https://medium.com/@ESAJustinA/ant-to-advance-data-equality-in-america-join-us-were-hiring-developers-and-data-scientists-147f1bfedcb5#.mh8dpuqz9 https://medium.com/@ESAJustinA/ant-to-advance-data-equality-in-america-join-us-were-hiring-developers-and-data-scientists-147f1bfedcb5

Now we need to put this data back into the I N T E R N E T.

As far as I can tell reading the Pinboard API2, there’s no way to update a bookmark in-place with a new url. The best way to do this is to delete the old bookmarks and add the new ones with the tags, shared, to-read status, and date-time information of the old ones.

This is the dangerous part. I want to be as careful as possible. I want to store the https responses for each deletion and addition, and just so I don’t anger the rate-limiting gods, I will inject a 5 second delay between requests. 5 seconds is probably overkill, but this isn’t production code, it’s a personal thing and I don’t mind waiting.

medium$addition_response <- vector(length = nrow(medium))
medium$deletion_response <- vector(length = nrow(medium))

for (ii in 1:nrow(medium)) {
    deletion <- GET('https://api.pinboard.in/v1/posts/delete',
                    query = list(auth_token = pinsecret,
                                 url = medium$href[ii]))
    medium$deletion_response[ii] <- deletion$status_code
    addition <- GET('https://api.pinboard.in/v1/posts/add',
                    query = list(auth_token = pinsecret,
                                 url = medium$cleanhref[ii],
                                 description = medium$description[ii],
                                 extended = medium$extended[ii],
                                 tags = medium$tags[ii],
                                 dt = medium$time[ii],
                                 shared = medium$shared[ii],
                                 toread = medium$toread[ii]))
    medium$addition_response[ii] <- addition$status_code

A quick inspection of the deletion and addition response codes reveals nothing but sweet, sweet 200s. A quick inspection of the Medium links on my Pinboard account reveals clean, shiny, spring-scented urls.

The full code is available as a gist here and embedded below:

  1. The dataframe created using the hostname extraction function has the same number of rows as the one created with a simple grep of “medium.com”, which means it probably wouldn’t have been a problem to stick with the earlier solution.
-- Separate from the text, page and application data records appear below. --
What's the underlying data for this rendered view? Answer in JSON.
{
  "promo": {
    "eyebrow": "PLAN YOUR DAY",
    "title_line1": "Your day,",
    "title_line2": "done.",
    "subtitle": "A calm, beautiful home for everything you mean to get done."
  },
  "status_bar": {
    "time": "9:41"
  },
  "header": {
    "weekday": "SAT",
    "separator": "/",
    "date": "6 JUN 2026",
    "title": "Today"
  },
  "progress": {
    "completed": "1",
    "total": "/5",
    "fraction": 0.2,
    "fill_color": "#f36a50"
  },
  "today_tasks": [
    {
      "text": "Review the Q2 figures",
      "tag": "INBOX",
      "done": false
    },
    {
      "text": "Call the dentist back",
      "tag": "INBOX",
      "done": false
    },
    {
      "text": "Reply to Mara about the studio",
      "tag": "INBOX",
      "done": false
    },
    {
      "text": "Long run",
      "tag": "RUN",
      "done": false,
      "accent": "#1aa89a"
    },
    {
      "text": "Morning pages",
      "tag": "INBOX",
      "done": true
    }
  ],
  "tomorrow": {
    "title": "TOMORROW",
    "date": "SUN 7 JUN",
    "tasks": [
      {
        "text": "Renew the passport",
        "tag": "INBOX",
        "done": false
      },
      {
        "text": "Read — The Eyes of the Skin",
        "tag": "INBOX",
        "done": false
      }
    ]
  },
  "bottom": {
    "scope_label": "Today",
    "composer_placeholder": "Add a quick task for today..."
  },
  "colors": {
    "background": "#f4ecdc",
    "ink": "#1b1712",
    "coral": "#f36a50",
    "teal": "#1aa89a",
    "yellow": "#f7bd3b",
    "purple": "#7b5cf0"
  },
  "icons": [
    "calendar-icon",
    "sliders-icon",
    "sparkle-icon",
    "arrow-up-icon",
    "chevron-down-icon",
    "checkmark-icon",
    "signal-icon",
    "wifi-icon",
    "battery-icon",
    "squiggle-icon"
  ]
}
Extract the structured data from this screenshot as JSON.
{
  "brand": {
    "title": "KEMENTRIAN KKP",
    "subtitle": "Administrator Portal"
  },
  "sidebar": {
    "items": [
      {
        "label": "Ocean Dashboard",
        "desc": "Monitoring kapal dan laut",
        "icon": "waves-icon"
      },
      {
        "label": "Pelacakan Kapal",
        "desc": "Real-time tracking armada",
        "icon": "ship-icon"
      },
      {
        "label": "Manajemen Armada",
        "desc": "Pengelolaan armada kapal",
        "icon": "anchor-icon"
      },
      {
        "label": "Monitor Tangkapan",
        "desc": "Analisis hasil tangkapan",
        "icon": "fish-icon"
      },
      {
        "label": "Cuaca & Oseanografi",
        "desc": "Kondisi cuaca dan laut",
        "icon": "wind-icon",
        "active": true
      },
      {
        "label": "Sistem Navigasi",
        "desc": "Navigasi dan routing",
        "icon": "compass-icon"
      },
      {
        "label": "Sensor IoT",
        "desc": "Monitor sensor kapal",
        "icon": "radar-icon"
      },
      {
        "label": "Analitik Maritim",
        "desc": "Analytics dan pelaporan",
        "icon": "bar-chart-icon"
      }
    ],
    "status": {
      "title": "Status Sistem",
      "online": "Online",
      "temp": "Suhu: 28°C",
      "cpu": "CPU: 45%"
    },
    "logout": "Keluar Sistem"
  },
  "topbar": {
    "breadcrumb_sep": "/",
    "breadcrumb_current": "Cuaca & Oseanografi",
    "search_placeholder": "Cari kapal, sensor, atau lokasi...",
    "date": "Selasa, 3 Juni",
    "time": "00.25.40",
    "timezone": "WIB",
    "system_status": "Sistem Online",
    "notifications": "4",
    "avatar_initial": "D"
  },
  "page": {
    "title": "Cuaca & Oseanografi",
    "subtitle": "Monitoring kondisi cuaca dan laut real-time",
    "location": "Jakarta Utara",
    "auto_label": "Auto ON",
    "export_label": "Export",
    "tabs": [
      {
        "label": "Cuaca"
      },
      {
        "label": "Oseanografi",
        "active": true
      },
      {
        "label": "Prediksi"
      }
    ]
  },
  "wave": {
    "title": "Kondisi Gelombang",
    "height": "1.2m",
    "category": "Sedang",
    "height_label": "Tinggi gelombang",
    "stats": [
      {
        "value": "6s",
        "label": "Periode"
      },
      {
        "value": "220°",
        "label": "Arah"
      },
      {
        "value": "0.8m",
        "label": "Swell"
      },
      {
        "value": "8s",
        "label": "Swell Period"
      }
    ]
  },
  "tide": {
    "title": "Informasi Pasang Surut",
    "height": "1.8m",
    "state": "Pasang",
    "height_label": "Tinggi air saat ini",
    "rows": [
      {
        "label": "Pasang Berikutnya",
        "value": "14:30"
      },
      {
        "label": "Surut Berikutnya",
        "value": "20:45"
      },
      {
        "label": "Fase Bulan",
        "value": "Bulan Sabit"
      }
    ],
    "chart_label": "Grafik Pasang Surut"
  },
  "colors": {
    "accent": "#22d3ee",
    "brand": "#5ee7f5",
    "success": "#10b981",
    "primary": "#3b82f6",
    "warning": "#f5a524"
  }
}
The second solution is still a lot better.

  2. … which is a link that must be a record-holding in the number of times I’ve linked to it from this site.